REQUIREMENT
Find every line below that contains the word "this" and copy it out.

+++ EXCERPTED RECORDS +++

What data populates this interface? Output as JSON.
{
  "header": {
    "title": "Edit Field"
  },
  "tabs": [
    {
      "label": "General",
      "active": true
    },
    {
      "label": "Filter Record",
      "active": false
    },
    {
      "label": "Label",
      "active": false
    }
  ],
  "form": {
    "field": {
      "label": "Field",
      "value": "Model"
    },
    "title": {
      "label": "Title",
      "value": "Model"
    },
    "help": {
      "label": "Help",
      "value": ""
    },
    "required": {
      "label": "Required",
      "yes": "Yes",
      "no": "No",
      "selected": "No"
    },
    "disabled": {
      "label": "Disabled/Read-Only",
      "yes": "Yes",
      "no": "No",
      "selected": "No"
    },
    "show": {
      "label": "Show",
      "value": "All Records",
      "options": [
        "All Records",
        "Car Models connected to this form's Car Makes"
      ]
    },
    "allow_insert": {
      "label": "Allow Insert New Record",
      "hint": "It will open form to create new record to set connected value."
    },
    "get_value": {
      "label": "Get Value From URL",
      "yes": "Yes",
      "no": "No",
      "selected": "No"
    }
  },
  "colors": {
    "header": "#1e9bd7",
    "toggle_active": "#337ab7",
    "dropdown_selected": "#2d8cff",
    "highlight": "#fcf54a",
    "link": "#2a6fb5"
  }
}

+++

ANSWER FOR THE TASK
What data populates this interface? Output as JSON.
        "Car Models connected to this form's Car Makes"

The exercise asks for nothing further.